## Task objective:
Across the entries below, how many lines have the word "Secondary" in them? Respond with only the number.
+++ Available data +++
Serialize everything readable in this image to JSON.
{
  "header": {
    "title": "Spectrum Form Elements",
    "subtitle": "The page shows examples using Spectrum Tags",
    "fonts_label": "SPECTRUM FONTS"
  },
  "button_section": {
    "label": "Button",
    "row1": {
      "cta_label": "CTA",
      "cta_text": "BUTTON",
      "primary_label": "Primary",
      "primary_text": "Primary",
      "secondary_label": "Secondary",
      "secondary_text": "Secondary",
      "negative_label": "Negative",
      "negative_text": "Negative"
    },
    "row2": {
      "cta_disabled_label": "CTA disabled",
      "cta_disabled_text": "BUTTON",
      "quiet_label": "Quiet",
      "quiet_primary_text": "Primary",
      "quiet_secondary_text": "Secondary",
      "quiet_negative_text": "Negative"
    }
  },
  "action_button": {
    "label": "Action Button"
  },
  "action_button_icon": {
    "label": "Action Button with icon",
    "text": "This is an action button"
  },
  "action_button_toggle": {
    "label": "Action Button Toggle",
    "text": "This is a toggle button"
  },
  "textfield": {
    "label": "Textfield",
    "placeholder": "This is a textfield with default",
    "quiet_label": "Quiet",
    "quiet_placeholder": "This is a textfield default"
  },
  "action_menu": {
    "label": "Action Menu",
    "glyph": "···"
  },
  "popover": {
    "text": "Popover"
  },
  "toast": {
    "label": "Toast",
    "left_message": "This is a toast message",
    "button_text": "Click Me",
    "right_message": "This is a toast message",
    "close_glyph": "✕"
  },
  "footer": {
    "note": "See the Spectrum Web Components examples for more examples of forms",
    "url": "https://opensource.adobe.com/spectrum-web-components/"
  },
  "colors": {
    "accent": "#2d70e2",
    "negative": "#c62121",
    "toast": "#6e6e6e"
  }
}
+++
## Solution for this task:
3